Continuing the yearlong celebration of the 400th anniversary of William Shakespeare’s extraordinary legacy, the Library Foundation of Los Angeles is exploring the timeless impact of the Bard on California culture and America as a whole through a series of special programs and events, including a new exhibition America’s Shakespeare: The Bard Goes West. Closing out its run at the Central Library’s Getty Gallery on February 26, this exhibit is a first-time collaboration between the Library Foundation, the acclaimed Folger Shakespeare Library, and the Los Angeles Public Library.
“America’s Shakespeare: The Bard Goes West” Exhibit at the Los Angeles Public Library. (Photo by Ryan Miller/Capture Imaging).
“By presenting the life and work of William Shakespeare in a context that is unique to Los Angeles, this exhibit is now available to the largest, most diverse population in the nation. Angelenos of all ages have unprecedented access to a rare First Folio at their own library and then can explore how Shakespeare’s legacy influences our city even 400 years later,” says City Librarian John F. Szabo. The free exhibit spotlights archival maps, costumes, photographs, playbills, advertisements, books, personal letters, and more from state and local resources to shed light into the unique ways the playwright is woven into California’s history.
Costumes on display. (Photo by Ryan Miller/Capture Imaging).
Interactive theatre. (Photo by Ryan Miller/Capture Imaging).
Movie memorabilia. (Photo by Ryan Miller/Capture Imaging)
Extending the Shakespeare festivities city-wide, neighborhood branches of the Los Angeles Public Library has offered bilingual Spanish/English sonnets readings, acting workshops focused on Shakespeare’s monologues, a Bard-centric screen printing workshop by Self Help Graphics, a demonstration of Shakespearean scenes with real fencing by Swordplay LA, among other free programs.
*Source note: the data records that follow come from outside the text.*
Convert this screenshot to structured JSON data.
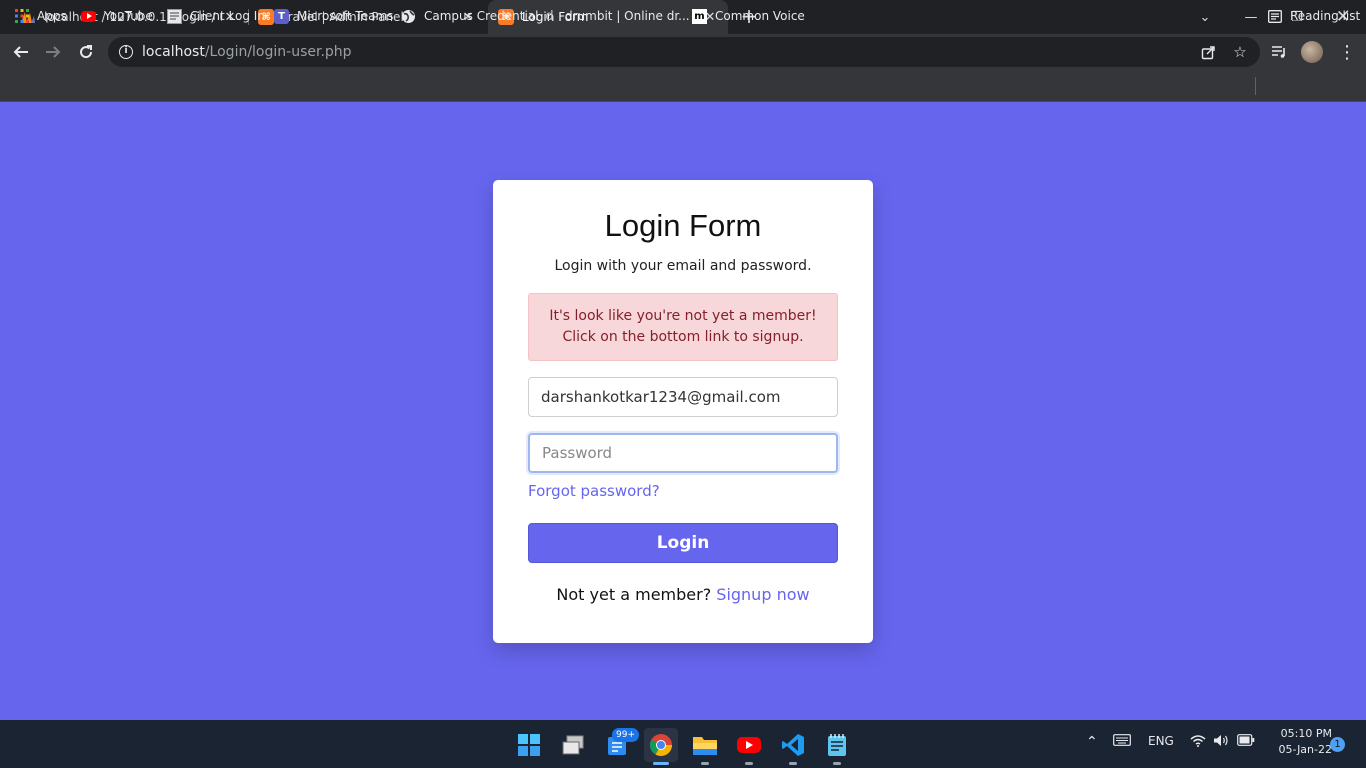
{
  "tabs": [
    {
      "title": "localhost / 127.0.0.1 / login / use",
      "icon": "phpmyadmin-icon"
    },
    {
      "title": "Travel | Admin Panel",
      "icon": "xampp-icon"
    },
    {
      "title": "Login Form",
      "icon": "xampp-icon",
      "active": true
    }
  ],
  "address_bar": {
    "host": "localhost",
    "path": "/Login/login-user.php"
  },
  "bookmarks": [
    {
      "label": "Apps",
      "icon": "apps-grid-icon"
    },
    {
      "label": "YouTube",
      "icon": "youtube-icon"
    },
    {
      "label": "Client Log In",
      "icon": "page-icon"
    },
    {
      "label": "Microsoft Teams",
      "icon": "teams-icon"
    },
    {
      "label": "Campus Credential",
      "icon": "globe-icon"
    },
    {
      "label": "drumbit | Online dr...",
      "icon": "drumbit-icon"
    },
    {
      "label": "Common Voice",
      "icon": "common-voice-icon"
    }
  ],
  "reading_list": "Reading list",
  "login": {
    "title": "Login Form",
    "subtitle": "Login with your email and password.",
    "alert_line1": "It's look like you're not yet a member!",
    "alert_line2": "Click on the bottom link to signup.",
    "email_value": "darshankotkar1234@gmail.com",
    "password_placeholder": "Password",
    "forgot_link": "Forgot password?",
    "login_button": "Login",
    "signup_prompt": "Not yet a member?",
    "signup_link": "Signup now"
  },
  "taskbar": {
    "badge": "99+",
    "language": "ENG",
    "time": "05:10 PM",
    "date": "05-Jan-22",
    "notifications": "1"
  },
  "colors": {
    "page_background": "#6665ee",
    "accent": "#6665ee",
    "alert_background": "#f8d7da",
    "alert_text": "#842029"
  }
}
Also, renowned director Joss Whedon sat down for an exclusive interview filmed in the Rare Books room at the Central Library to discuss his film adaptation of Much Ado About Nothing.
Continuing a look at Shakespeare in cinema, the Library Foundation’s Lost & Found at the Movies series will return for a special program in March. The ALOUD literary series is also hosting two special programs. Peter Sellars and Ayana Thompson discussed the role of race in Shakespeare last month and you can listen to the podcast here. Coming up on February 16, James Shapiro and Lisa Wolpe will explore gender, identity, and why Shakespeare still matters in contemporary America.
Visit lfla.org/shakespeare for more details on the exhibit and a calendar of the remaining programs.